### LISTED ENTRIES ###

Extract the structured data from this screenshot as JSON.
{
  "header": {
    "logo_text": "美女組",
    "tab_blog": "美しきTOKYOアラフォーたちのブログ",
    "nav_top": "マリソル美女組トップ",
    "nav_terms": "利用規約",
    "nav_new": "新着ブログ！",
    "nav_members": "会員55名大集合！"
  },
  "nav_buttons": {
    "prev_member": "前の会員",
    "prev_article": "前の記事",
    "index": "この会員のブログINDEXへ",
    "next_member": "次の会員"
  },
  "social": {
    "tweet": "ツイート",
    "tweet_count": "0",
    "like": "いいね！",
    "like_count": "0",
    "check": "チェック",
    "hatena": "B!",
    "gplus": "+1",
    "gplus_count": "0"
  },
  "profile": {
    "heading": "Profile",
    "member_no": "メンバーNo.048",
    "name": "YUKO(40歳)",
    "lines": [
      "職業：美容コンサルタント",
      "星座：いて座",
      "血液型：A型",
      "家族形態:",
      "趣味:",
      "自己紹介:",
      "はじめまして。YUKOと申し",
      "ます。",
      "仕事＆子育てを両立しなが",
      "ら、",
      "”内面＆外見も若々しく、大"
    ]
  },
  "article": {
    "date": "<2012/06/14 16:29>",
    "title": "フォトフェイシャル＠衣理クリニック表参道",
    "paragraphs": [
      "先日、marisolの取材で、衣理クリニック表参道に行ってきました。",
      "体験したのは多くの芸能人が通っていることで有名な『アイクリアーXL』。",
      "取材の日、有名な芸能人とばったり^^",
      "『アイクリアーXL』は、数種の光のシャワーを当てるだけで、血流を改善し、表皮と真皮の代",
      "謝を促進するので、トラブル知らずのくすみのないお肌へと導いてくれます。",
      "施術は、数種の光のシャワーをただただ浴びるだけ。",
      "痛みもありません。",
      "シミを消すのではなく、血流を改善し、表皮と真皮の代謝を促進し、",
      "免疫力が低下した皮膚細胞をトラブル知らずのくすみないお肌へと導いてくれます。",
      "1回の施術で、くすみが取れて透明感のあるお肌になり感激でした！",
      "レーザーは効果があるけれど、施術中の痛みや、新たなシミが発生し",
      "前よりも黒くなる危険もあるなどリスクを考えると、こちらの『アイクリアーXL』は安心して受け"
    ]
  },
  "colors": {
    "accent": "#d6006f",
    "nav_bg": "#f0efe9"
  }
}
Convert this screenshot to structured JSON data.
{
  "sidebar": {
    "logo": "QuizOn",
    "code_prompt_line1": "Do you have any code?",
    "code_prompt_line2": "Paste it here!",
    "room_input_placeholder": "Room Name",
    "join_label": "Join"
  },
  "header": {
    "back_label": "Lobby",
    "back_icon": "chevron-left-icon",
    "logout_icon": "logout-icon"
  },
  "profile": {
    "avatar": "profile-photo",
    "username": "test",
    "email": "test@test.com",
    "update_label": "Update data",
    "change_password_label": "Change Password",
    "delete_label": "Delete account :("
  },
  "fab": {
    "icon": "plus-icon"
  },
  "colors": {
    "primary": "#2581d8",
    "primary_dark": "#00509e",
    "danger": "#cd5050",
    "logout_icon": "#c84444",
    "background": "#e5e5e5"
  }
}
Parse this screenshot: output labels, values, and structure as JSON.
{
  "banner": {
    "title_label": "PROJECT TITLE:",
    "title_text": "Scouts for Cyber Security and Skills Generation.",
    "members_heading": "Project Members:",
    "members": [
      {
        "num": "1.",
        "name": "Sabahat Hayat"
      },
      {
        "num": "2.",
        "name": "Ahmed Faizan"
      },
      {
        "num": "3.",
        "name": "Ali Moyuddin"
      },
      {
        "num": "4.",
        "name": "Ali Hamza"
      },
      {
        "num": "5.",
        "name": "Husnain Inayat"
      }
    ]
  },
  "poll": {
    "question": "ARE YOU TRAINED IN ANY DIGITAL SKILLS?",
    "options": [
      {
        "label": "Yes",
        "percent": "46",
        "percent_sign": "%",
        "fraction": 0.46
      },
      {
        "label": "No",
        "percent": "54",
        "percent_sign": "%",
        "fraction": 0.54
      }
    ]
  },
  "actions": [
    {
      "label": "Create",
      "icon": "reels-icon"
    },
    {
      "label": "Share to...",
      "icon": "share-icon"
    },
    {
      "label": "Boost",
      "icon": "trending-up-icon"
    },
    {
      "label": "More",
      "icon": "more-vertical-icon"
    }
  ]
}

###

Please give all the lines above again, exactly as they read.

Extract the structured data from this screenshot as JSON.
{
  "header": {
    "logo_text": "美女組",
    "tab_blog": "美しきTOKYOアラフォーたちのブログ",
    "nav_top": "マリソル美女組トップ",
    "nav_terms": "利用規約",
    "nav_new": "新着ブログ！",
    "nav_members": "会員55名大集合！"
  },
  "nav_buttons": {
    "prev_member": "前の会員",
    "prev_article": "前の記事",
    "index": "この会員のブログINDEXへ",
    "next_member": "次の会員"
  },
  "social": {
    "tweet": "ツイート",
    "tweet_count": "0",
    "like": "いいね！",
    "like_count": "0",
    "check": "チェック",
    "hatena": "B!",
    "gplus": "+1",
    "gplus_count": "0"
  },
  "profile": {
    "heading": "Profile",
    "member_no": "メンバーNo.048",
    "name": "YUKO(40歳)",
    "lines": [
      "職業：美容コンサルタント",
      "星座：いて座",
      "血液型：A型",
      "家族形態:",
      "趣味:",
      "自己紹介:",
      "はじめまして。YUKOと申し",
      "ます。",
      "仕事＆子育てを両立しなが",
      "ら、",
      "”内面＆外見も若々しく、大"
    ]
  },
  "article": {
    "date": "<2012/06/14 16:29>",
    "title": "フォトフェイシャル＠衣理クリニック表参道",
    "paragraphs": [
      "先日、marisolの取材で、衣理クリニック表参道に行ってきました。",
      "体験したのは多くの芸能人が通っていることで有名な『アイクリアーXL』。",
      "取材の日、有名な芸能人とばったり^^",
      "『アイクリアーXL』は、数種の光のシャワーを当てるだけで、血流を改善し、表皮と真皮の代",
      "謝を促進するので、トラブル知らずのくすみのないお肌へと導いてくれます。",
      "施術は、数種の光のシャワーをただただ浴びるだけ。",
      "痛みもありません。",
      "シミを消すのではなく、血流を改善し、表皮と真皮の代謝を促進し、",
      "免疫力が低下した皮膚細胞をトラブル知らずのくすみないお肌へと導いてくれます。",
      "1回の施術で、くすみが取れて透明感のあるお肌になり感激でした！",
      "レーザーは効果があるけれど、施術中の痛みや、新たなシミが発生し",
      "前よりも黒くなる危険もあるなどリスクを考えると、こちらの『アイクリアーXL』は安心して受け"
    ]
  },
  "colors": {
    "accent": "#d6006f",
    "nav_bg": "#f0efe9"
  }
}
Convert this screenshot to structured JSON data.
{
  "sidebar": {
    "logo": "QuizOn",
    "code_prompt_line1": "Do you have any code?",
    "code_prompt_line2": "Paste it here!",
    "room_input_placeholder": "Room Name",
    "join_label": "Join"
  },
  "header": {
    "back_label": "Lobby",
    "back_icon": "chevron-left-icon",
    "logout_icon": "logout-icon"
  },
  "profile": {
    "avatar": "profile-photo",
    "username": "test",
    "email": "test@test.com",
    "update_label": "Update data",
    "change_password_label": "Change Password",
    "delete_label": "Delete account :("
  },
  "fab": {
    "icon": "plus-icon"
  },
  "colors": {
    "primary": "#2581d8",
    "primary_dark": "#00509e",
    "danger": "#cd5050",
    "logout_icon": "#c84444",
    "background": "#e5e5e5"
  }
}
Parse this screenshot: output labels, values, and structure as JSON.
{
  "banner": {
    "title_label": "PROJECT TITLE:",
    "title_text": "Scouts for Cyber Security and Skills Generation.",
    "members_heading": "Project Members:",
    "members": [
      {
        "num": "1.",
        "name": "Sabahat Hayat"
      },
      {
        "num": "2.",
        "name": "Ahmed Faizan"
      },
      {
        "num": "3.",
        "name": "Ali Moyuddin"
      },
      {
        "num": "4.",
        "name": "Ali Hamza"
      },
      {
        "num": "5.",
        "name": "Husnain Inayat"
      }
    ]
  },
  "poll": {
    "question": "ARE YOU TRAINED IN ANY DIGITAL SKILLS?",
    "options": [
      {
        "label": "Yes",
        "percent": "46",
        "percent_sign": "%",
        "fraction": 0.46
      },
      {
        "label": "No",
        "percent": "54",
        "percent_sign": "%",
        "fraction": 0.54
      }
    ]
  },
  "actions": [
    {
      "label": "Create",
      "icon": "reels-icon"
    },
    {
      "label": "Share to...",
      "icon": "share-icon"
    },
    {
      "label": "Boost",
      "icon": "trending-up-icon"
    },
    {
      "label": "More",
      "icon": "more-vertical-icon"
    }
  ]
}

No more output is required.